Now back to the Biblical answer to your question, I believe that the following Scriptures apply:
– Acts 2:23 notes that Christ was “… nailed to a cross by the hands of godless men and put Him to death.” This confirms what history tells us about how gruesome death by crucifixion was.
– Galatians 3:13 says that, “Christ redeemed us from the curse of the Law, having become a curse for us-for it is written, “CURSED IS EVERYONE WHO HANGS ON A TREE.” This teaches that the perfect Christ became a curse when our sins were placed upon Him.
– Colossians 1:20 says that Christ “… made peace through the blood of His cross.” Our reconciliation (for our sins) with God was made possible only through Christ’s blood on the cross.
– Hebrews 12:2 notes that Christ “… endured the cross, despising the shame.” Everyone understood that crucifixion was quite something to endure. More importantly, Christ overcame the shame of the cross through His resurrection.”
– 1 Peter 2:24 says that Christ “… bore our sins in His body on the cross, so that we might die to sin and live to righteousness.” This is one of many scriptures explaining that, upon believing this gospel message, we believers know that Christ died for our sins, and we will live with Him in eternity (John 3:16-18).
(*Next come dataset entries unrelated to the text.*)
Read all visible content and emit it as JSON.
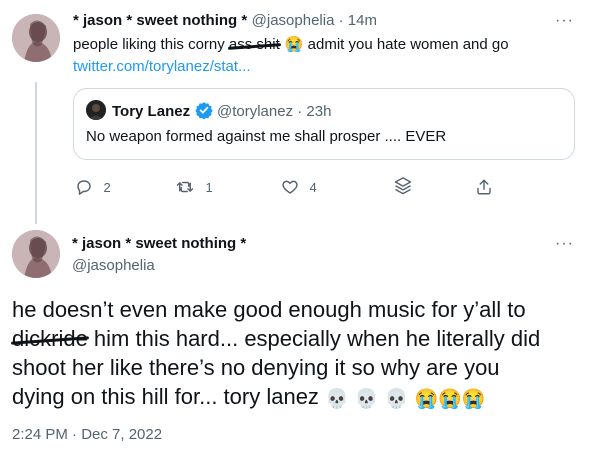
{
  "tweet1": {
    "name": "* jason * sweet nothing *",
    "handle": "@jasophelia",
    "time": "14m",
    "more": "···",
    "text_before": "people liking this corny ",
    "text_struck": "ass shit",
    "text_after": " admit you hate women and go",
    "emoji": "😭",
    "link": "twitter.com/torylanez/stat...",
    "quote": {
      "name": "Tory Lanez",
      "handle": "@torylanez",
      "time": "23h",
      "text": "No weapon formed against me shall prosper .... EVER"
    },
    "actions": {
      "replies": "2",
      "retweets": "1",
      "likes": "4"
    }
  },
  "tweet2": {
    "name": "* jason * sweet nothing *",
    "handle": "@jasophelia",
    "more": "···",
    "line1": "he doesn’t even make good enough music for y’all to",
    "line2_struck": "dickride",
    "line2_after": " him this hard... especially when he literally did",
    "line3": "shoot her like there’s no denying it so why are you",
    "line4": "dying on this hill for... tory lanez ",
    "emojis": [
      "💀",
      "💀",
      "💀",
      "😭",
      "😭",
      "😭"
    ],
    "timestamp": "2:24 PM · Dec 7, 2022"
  },
  "colors": {
    "text": "#0f1419",
    "secondary": "#536471",
    "link": "#1d9bf0",
    "border": "#cfd9de",
    "verified": "#1d9bf0"
  }
}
So, I can understand why you might feel a disconnect between the killing aspect of crucifixion and how we use it in our faith as a symbol for God’s love. However, I believe that this disconnect can really be interpreted as a connection–between Christ’s great sacrifice and how it provided salvation for us when we had otherwise had nothing worthy to offer God.
One other thing comes to mind: I was taught (as a Protestant) to believe that the display of a cross in our day was acceptable as long as it was only a cross; i.e., not a cross with Christ’s body on it, as seen throughout Roman Catholic churches. We were told that, since Christ had defeated the cross through His resurrection, then we should think of the cross as “the empty cross which could no longer hold Him,” instead of the cross that held His dead or dying body. Well, I’m no longer as adamant about this as I used to be. Although it’s my preference to display an empty cross (like on Karen’s “wall of crosses” in our kitchen), I can also understand why one would also want to remember the cross as it still held Christ’s body, re-enforcing the idea of His great sacrifice.
Sorry, I got a bit long-winded there. I truly get excited when I think about Christ’s death on the cross for sinners such as myself.